“We also hope to see progress towards the goals, for example agreeing on the phasing out of coal despite the ongoing energy crisis in Europe.”
“My expectations are high”
Matt Kennedy, director for climate and sustainability and global leader for climate strategy services at Arup
“My expectations are high. In terms of outcome, I want a global approach to climate action and sustainable development that is robust and defensible and that preserves ecological stability. This needs to translate into broader societal decarbonisation that is driven by solidarity and fairness and a galvanisation of corporate action.”
“COP27 focuses on thematic days such as decarbonisation, water and biodiversity but I am especially interested in the ‘solutions’ day. Architects, designers and wider built environment professionals can present alternative solutions, rather than prescriptive ones, that can enable wider benefits to become more visible and create long-lasting value.”

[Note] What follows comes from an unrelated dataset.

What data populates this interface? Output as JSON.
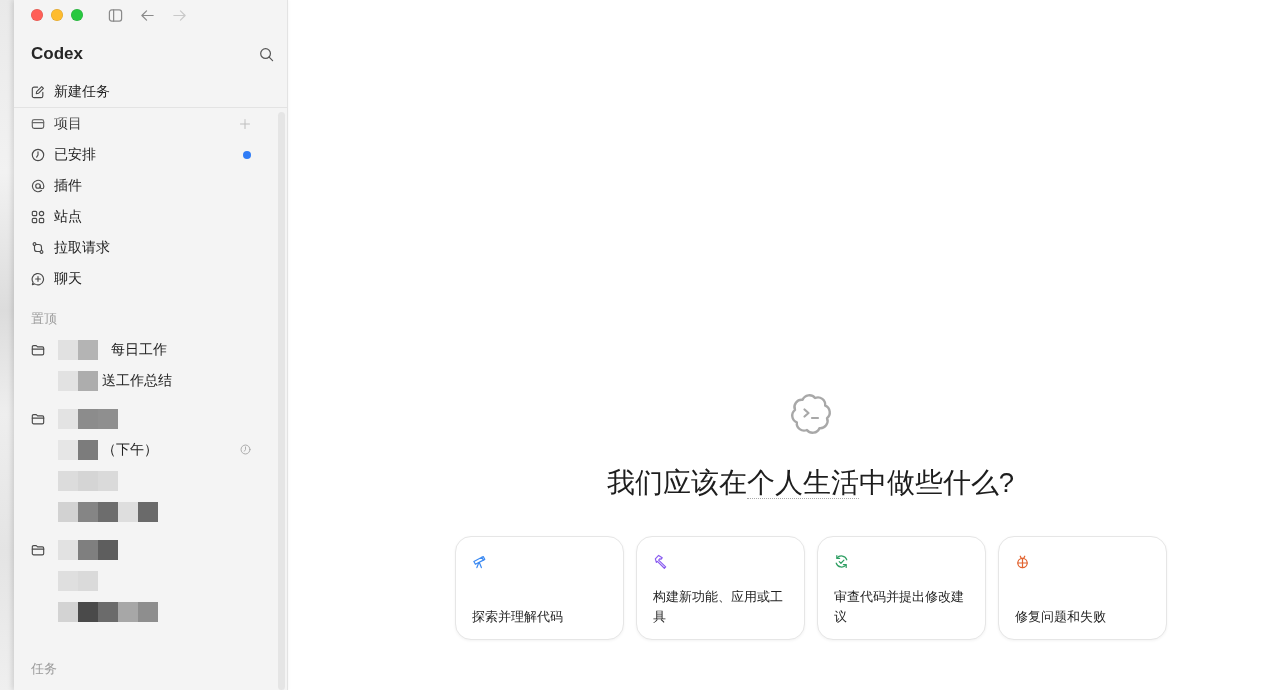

“It often appears as if the design, construction, and operation of buildings give little consideration to the amount of carbon emitted. Given the carbon footprint of the built environment, our industry needs to influence and shape the future direction of action by bringing renewed focus on aspects like circularity, embodied carbon and the protection of natural habitats, while also delivering added value to the end users.”
The top image is by Shutterstock.
The post "Hard to find causes for optimism" say architects as COP27 begins in Sharm El-Sheikh appeared first on Dezeen.